It seems that there are 2 plausible explanations for the 40%+ support of these  policies. 1) that the people who support them are truly hateful, or 2) that they are scared, insecure, fearful of what they don’t know or have much experience with. I fear that it could be #1, but I hope with all of my heart that it is #2. 

One friend told me that he is disappointed that through all of the complaining about these laws, we are seeing very few solutions being proposed. He’s absolutely right. I would like to propose a solution, one that I need your help in making happen. 

Let’s build bridges in Quebec. 

The media hasn’t been effective in getting people to see other viewpoints. Harmony doesn’t sell newspapers and ad space; conflict does. Sensationalism does. And I certainly don’t trust this government to help. It is in the PQ’s interest to sow division, fear, and discontent in its base. 

So what can we do? 

We need to go straight to them. We need to travel to where they are. We need these people to meet real live anglophones, real live allophones, real live Muslims, face to face.

We need to create a direct dialogue to show them what we contribute to Quebec and to make it patently clear that, contrary to what the PQ will have them believe, we are partners, not enemies. 

We need to organize town hall type meetings where we can pass along a positive, unfiltered message. Where everyone can learn about the other in a way that isn’t biased by government propaganda or media hype. 

We have a problem, and direct dialogue is the only way that has a chance to solve it. 

We need to do this now.
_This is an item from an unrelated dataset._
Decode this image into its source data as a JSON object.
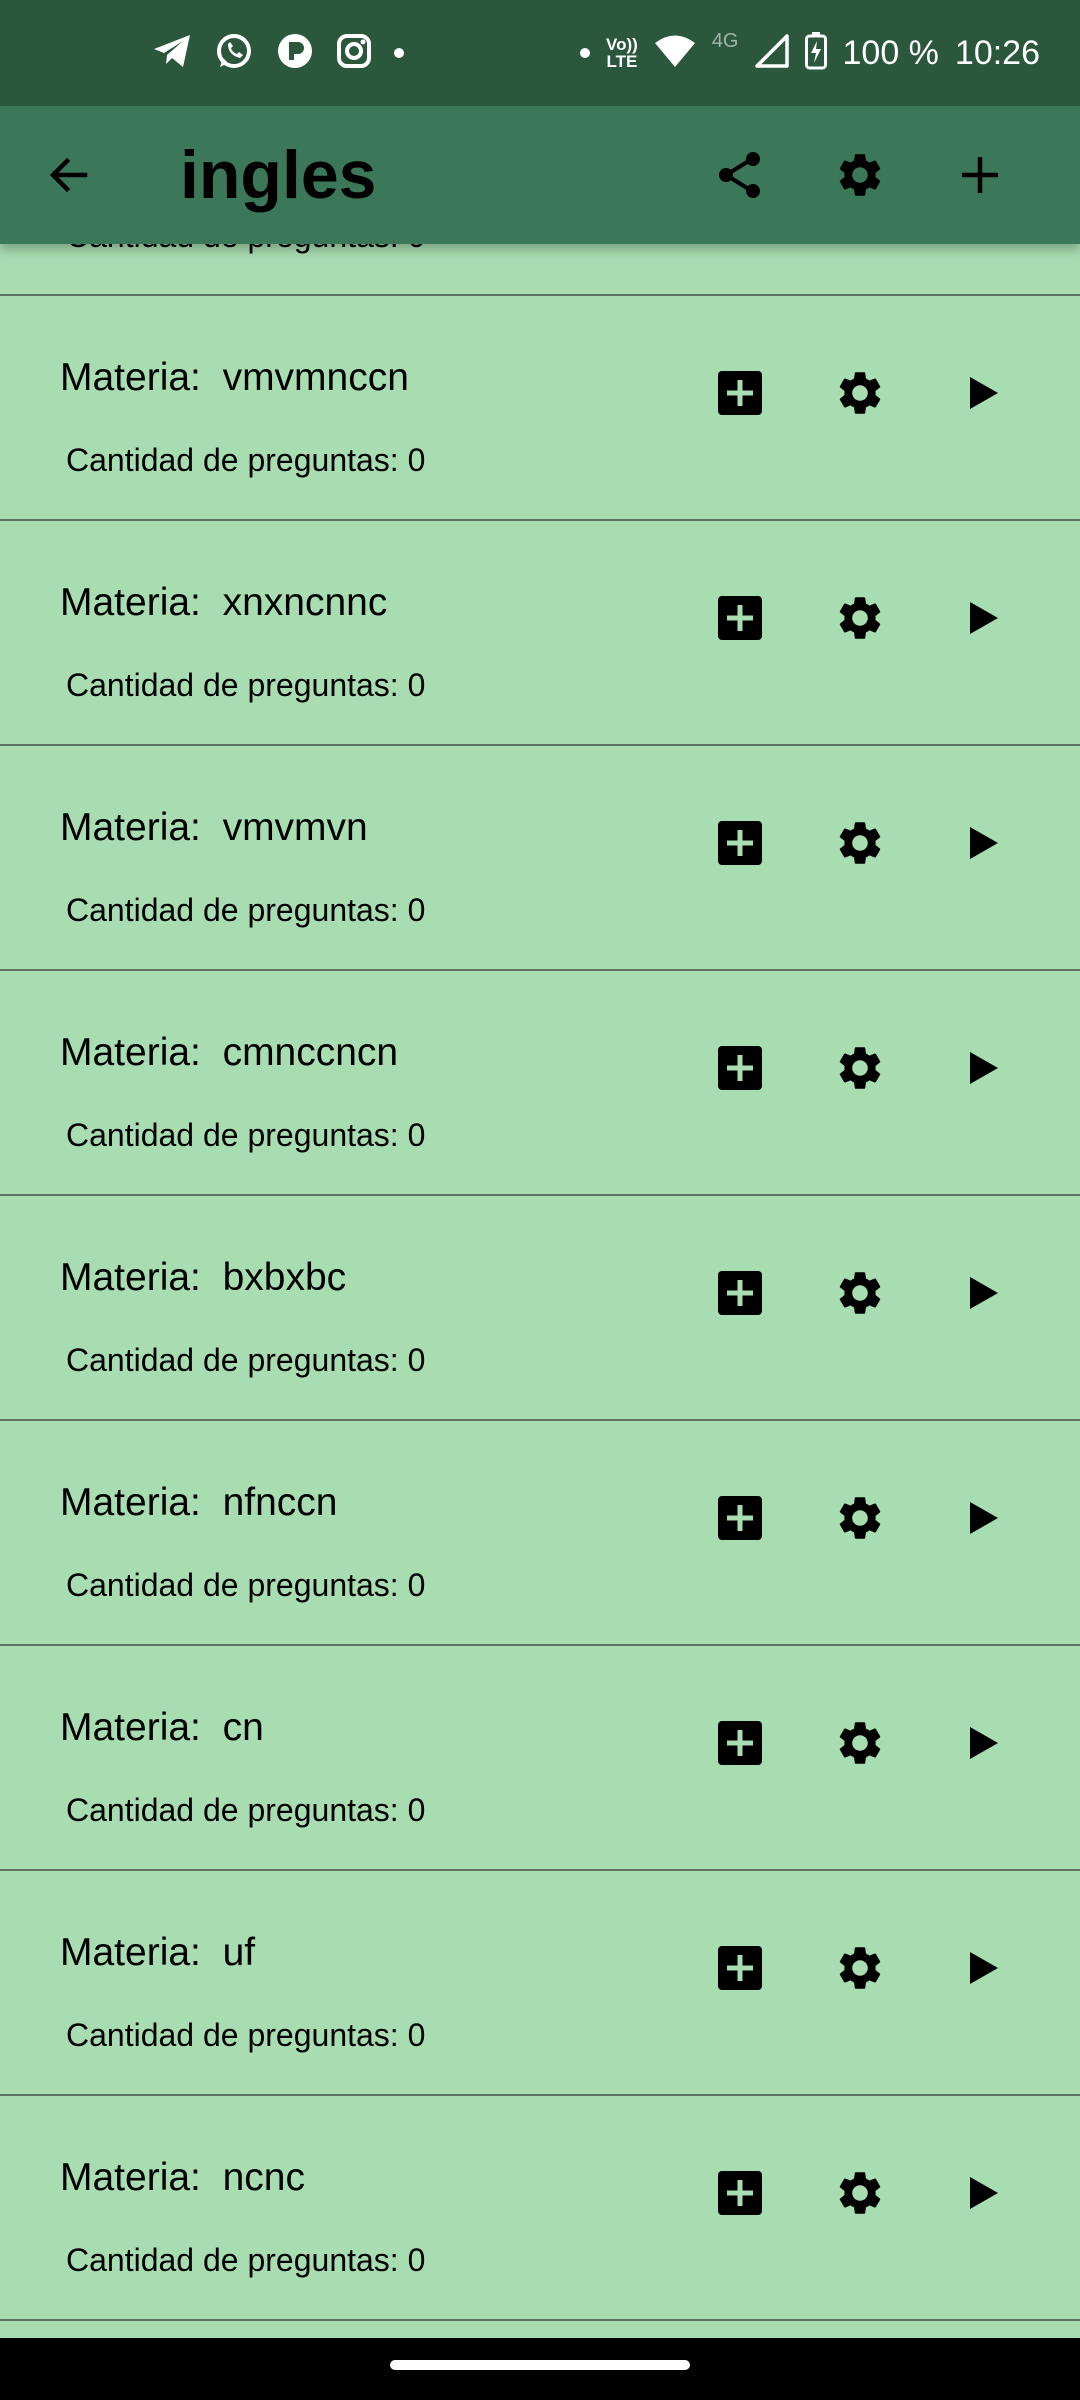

Yesterday, in fact.

I don’t personally have the resources to make this happen, but many interested Quebecers do. If you believe that this plan might make a difference, please share this post on your social networks in hopes that the right people will hear about it and help make it a reality.

Thank you.

Gold Medal Olympic Breakfast

WOOHOO!!! Congratulations to the Canadian men’s hockey team (and the women, and men’s curling, and women’s curling, and… ) on their incredible GOLD MEDAL performances!

I am not a fan of waking up before 7am, but if I am going to do it, it’s going to be for a good reason (Canadian Olympic hockey GOLD!) and I am going to have a great breakfast. Here’s what I made and served this morning:

CAN 3-SWE 0 for Olympic GOLD, Sochi 2014 Feb 23/2014

CAN 3-SWE 0 for Olympic GOLD, Sochi 2014 Feb 23/2014

All you need:

For the Olympic rings: bagels (Montreal bagels, the best in the world), cream cheese, red, blue, green, and yellow food colouring (mix red, green and blue to make the “black” for the middle ring),

For the gold medal: scrambled eggs and bacon (ran out just before 11pm last night for this ingredient)

Cut steak into the shape of a maple leaf for a Canadian finish.

Deliciously GOLDEN!

Congratulations to all of Canada’s athletes. So proud of how you represented us on the world stage!

See you in Pyeongchang in 2018!

2014 Super Bowl Commercials

Thank you for visiting Mark Unleashed, a blog dedicated to truly speaking freely, even when the opinion is not common or mainstream, and personal development.

Please check out some of my posts by clicking on the links to the right and subscribe to receive future posts right in your inbox. Thank you!

If you’re like me, the day after the Super Bowl is a day to check out all the commercials that you missed during the big game. Or, in Canada, all of the commercials that our immature national TV regulator prevented us from seeing in a bid to promote Canadian content. Here’s a link to simplify your search for all of the 2014 Super Bowl commercials. Thanks to Mashable for simplifying my search this year. Enjoy!

Which commercials did you like best? Post in the comments below!

http://mashable.com/2014/02/02/super-bowl-2014-commercials/#gallery/super-bowl-2014-ads/52efe04097b2f85182003580

Love, Mark